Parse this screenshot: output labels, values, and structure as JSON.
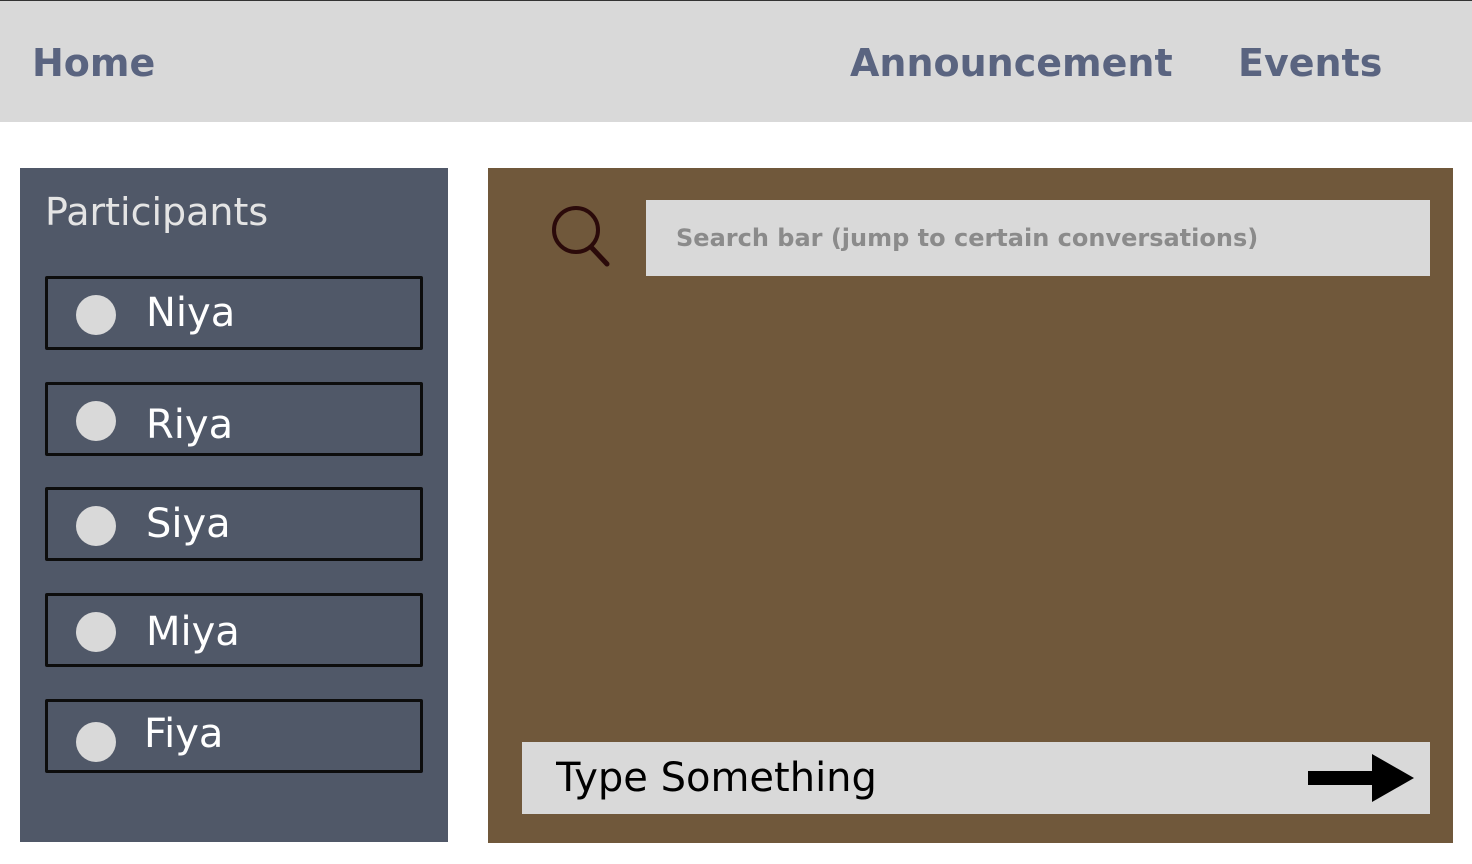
{
  "nav": {
    "home": "Home",
    "announcement": "Announcement",
    "events": "Events"
  },
  "sidebar": {
    "title": "Participants",
    "participants": [
      {
        "name": "Niya"
      },
      {
        "name": "Riya"
      },
      {
        "name": "Siya"
      },
      {
        "name": "Miya"
      },
      {
        "name": "Fiya"
      }
    ]
  },
  "main": {
    "search": {
      "placeholder": "Search bar (jump to certain conversations)",
      "icon": "search-icon"
    },
    "compose": {
      "placeholder": "Type Something",
      "send_icon": "arrow-right-icon"
    }
  },
  "colors": {
    "topbar": "#d9d9d9",
    "nav_text": "#5a6480",
    "sidebar": "#505868",
    "main_panel": "#70583b",
    "input_bg": "#d9d9d9"
  }
}
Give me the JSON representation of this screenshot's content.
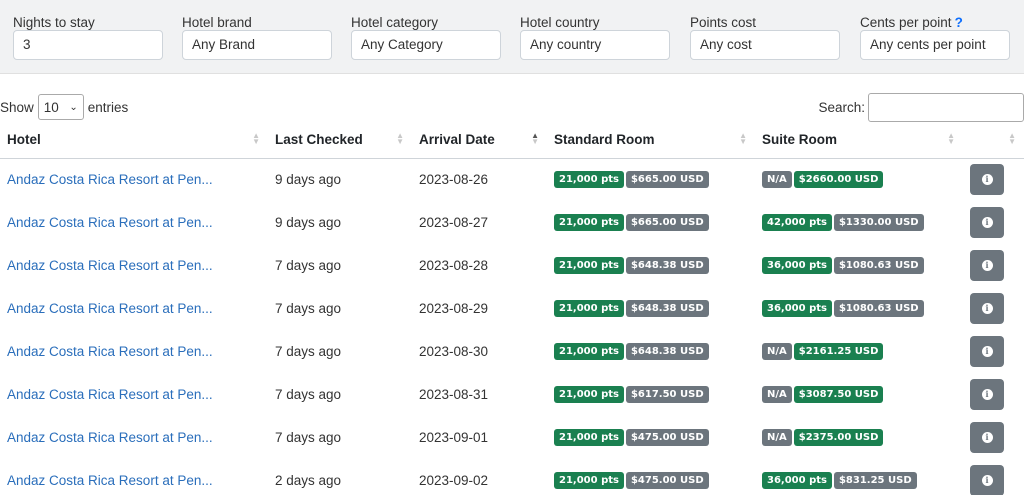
{
  "filters": [
    {
      "label": "Nights to stay",
      "value": "3",
      "help": ""
    },
    {
      "label": "Hotel brand",
      "value": "Any Brand",
      "help": ""
    },
    {
      "label": "Hotel category",
      "value": "Any Category",
      "help": ""
    },
    {
      "label": "Hotel country",
      "value": "Any country",
      "help": ""
    },
    {
      "label": "Points cost",
      "value": "Any cost",
      "help": ""
    },
    {
      "label": "Cents per point",
      "value": "Any cents per point",
      "help": "?"
    }
  ],
  "length": {
    "show": "Show",
    "value": "10",
    "entries": "entries"
  },
  "search": {
    "label": "Search:",
    "value": ""
  },
  "columns": [
    "Hotel",
    "Last Checked",
    "Arrival Date",
    "Standard Room",
    "Suite Room",
    ""
  ],
  "rows": [
    {
      "hotel": "Andaz Costa Rica Resort at Pen...",
      "checked": "9 days ago",
      "date": "2023-08-26",
      "std_pts": "21,000 pts",
      "std_usd": "$665.00 USD",
      "suite_pts": "N/A",
      "suite_usd": "$2660.00 USD"
    },
    {
      "hotel": "Andaz Costa Rica Resort at Pen...",
      "checked": "9 days ago",
      "date": "2023-08-27",
      "std_pts": "21,000 pts",
      "std_usd": "$665.00 USD",
      "suite_pts": "42,000 pts",
      "suite_usd": "$1330.00 USD"
    },
    {
      "hotel": "Andaz Costa Rica Resort at Pen...",
      "checked": "7 days ago",
      "date": "2023-08-28",
      "std_pts": "21,000 pts",
      "std_usd": "$648.38 USD",
      "suite_pts": "36,000 pts",
      "suite_usd": "$1080.63 USD"
    },
    {
      "hotel": "Andaz Costa Rica Resort at Pen...",
      "checked": "7 days ago",
      "date": "2023-08-29",
      "std_pts": "21,000 pts",
      "std_usd": "$648.38 USD",
      "suite_pts": "36,000 pts",
      "suite_usd": "$1080.63 USD"
    },
    {
      "hotel": "Andaz Costa Rica Resort at Pen...",
      "checked": "7 days ago",
      "date": "2023-08-30",
      "std_pts": "21,000 pts",
      "std_usd": "$648.38 USD",
      "suite_pts": "N/A",
      "suite_usd": "$2161.25 USD"
    },
    {
      "hotel": "Andaz Costa Rica Resort at Pen...",
      "checked": "7 days ago",
      "date": "2023-08-31",
      "std_pts": "21,000 pts",
      "std_usd": "$617.50 USD",
      "suite_pts": "N/A",
      "suite_usd": "$3087.50 USD"
    },
    {
      "hotel": "Andaz Costa Rica Resort at Pen...",
      "checked": "7 days ago",
      "date": "2023-09-01",
      "std_pts": "21,000 pts",
      "std_usd": "$475.00 USD",
      "suite_pts": "N/A",
      "suite_usd": "$2375.00 USD"
    },
    {
      "hotel": "Andaz Costa Rica Resort at Pen...",
      "checked": "2 days ago",
      "date": "2023-09-02",
      "std_pts": "21,000 pts",
      "std_usd": "$475.00 USD",
      "suite_pts": "36,000 pts",
      "suite_usd": "$831.25 USD"
    }
  ],
  "icons": {
    "info": "info-icon",
    "sort": "sort-icon",
    "dropdown": "chevron-down-icon"
  },
  "colors": {
    "points_badge": "#1a8050",
    "usd_badge": "#6c757d",
    "link": "#2a6ebb",
    "help": "#0d6efd"
  }
}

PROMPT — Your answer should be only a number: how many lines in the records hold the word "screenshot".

YOUR SOLUTION — 2